I remember the feeling when I plunged into something like depression, and I didn’t know who to turn to.
It felt like I’m drowning in this dark void of awful loneliness. So alone.
Like everything inside of me, my soul, just sinking into this pool of black ink. Everywhere I look, pitch-black—a potent cocktail of desperation and violent rage.
Unknowingly, I became an expert in compartmentalising my pain. I didn’t do it on purpose, somewhere along my life, I just learnt how to function normally.
I went to work normally, I led my team normally, I went to church normally, I laughed normally.
However, I was everything but normal. I was crumbling, and my days just became harder and harder.
I didn’t know how to open up. Who to turn to that won’t:
or worse, ask me to justify my feelings.
I tried to rationalise it away. My problems are small compared to the world.
I tried to pray it away. But the sadness stayed.
I tried to coat it with Words from the Bible. Nothing sticks.
I tried to escape it with Frasier. The laughter lasted only as long as the sitcom.
I felt guilty and weak for feeling this way.
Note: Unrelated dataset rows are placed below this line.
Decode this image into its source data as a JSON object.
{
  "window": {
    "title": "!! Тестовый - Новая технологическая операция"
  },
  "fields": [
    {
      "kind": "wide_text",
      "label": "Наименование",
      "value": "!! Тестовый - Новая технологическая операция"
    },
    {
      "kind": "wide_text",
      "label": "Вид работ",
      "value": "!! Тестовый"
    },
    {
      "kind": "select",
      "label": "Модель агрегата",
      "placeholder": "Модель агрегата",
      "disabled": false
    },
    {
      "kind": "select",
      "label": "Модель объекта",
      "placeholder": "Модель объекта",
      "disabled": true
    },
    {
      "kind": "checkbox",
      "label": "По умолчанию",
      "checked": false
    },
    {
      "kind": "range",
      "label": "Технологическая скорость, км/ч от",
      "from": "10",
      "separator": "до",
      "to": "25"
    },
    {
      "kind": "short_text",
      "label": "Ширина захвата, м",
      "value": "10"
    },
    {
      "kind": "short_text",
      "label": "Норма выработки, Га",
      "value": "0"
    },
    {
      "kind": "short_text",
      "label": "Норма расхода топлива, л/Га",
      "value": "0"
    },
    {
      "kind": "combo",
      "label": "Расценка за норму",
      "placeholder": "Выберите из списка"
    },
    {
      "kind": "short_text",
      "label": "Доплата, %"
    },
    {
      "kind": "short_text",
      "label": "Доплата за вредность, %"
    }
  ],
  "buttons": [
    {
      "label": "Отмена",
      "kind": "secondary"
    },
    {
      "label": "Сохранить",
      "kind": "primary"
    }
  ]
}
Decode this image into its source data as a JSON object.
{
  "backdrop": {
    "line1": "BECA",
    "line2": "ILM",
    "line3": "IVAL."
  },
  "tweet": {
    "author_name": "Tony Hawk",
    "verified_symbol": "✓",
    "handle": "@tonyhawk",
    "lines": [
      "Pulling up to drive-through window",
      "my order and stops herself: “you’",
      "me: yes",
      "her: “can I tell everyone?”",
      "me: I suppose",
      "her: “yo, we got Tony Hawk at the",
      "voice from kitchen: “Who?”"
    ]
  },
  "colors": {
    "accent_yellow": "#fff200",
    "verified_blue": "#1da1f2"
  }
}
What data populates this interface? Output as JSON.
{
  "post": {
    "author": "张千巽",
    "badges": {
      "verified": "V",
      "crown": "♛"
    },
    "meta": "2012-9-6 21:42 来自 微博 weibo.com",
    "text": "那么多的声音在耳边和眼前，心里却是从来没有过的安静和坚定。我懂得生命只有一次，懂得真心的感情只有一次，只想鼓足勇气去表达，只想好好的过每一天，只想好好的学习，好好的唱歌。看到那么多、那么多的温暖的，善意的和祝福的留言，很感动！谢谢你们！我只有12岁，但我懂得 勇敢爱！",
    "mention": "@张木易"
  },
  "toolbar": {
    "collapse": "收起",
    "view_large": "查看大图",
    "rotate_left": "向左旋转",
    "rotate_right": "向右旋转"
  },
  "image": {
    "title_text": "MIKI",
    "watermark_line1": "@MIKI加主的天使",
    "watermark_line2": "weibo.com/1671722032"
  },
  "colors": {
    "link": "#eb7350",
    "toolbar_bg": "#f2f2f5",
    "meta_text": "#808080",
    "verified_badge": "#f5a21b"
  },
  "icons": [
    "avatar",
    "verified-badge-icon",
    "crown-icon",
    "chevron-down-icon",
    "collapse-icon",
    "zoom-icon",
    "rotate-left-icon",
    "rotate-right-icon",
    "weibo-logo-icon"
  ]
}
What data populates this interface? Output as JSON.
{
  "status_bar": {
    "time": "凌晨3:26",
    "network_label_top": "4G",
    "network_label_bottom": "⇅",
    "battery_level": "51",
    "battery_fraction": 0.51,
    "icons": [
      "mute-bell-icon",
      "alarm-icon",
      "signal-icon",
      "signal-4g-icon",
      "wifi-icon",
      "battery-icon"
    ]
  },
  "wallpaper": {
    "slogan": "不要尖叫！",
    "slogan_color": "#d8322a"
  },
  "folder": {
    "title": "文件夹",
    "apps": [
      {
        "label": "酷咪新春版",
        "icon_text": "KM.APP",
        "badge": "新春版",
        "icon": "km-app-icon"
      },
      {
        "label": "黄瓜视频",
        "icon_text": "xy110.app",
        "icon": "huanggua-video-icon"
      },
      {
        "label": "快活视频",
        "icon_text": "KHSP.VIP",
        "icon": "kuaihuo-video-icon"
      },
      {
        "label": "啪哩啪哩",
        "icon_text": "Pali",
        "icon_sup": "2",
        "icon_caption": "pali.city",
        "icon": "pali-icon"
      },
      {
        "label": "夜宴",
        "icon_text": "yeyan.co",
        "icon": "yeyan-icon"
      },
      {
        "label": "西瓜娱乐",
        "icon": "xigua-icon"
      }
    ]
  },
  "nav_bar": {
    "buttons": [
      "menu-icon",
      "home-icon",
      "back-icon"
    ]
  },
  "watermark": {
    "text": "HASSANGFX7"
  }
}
I asked myself mockingly, “are you being melodramatic?”
Chin up! The world says.
In fact, someone brutally commented on my blog, “try not to be too dramatic!” I felt at once ashamed that I may be emotional. But angry too, for being judged.
Herein lies the problem.
Some of us are just too quick to pass comments based on our views.
Some of us, too busy to pause and listen.
The shortest verse in the Bible is—Jesus wept.
He is not dispassionate. He is empathetic in our weakness. He does not tell us to be less dramatic nor fault us for feeling sad. It is ok not to be ok. We can draw comfort from knowing that.
And if you know someone who is going through a tough time in life, please reach out to them.
We don’t need to be a counsellor, but we can be a friend, a listening ear, a shoulder to cry on.
We can be the one to give an encouraging smile, send an encouraging note, deliver a bouquet of flowers or chocolates maybe, or just offer help.
We may not be able to offer solutions to people’s situation, but we can be a comforting presence in their pain.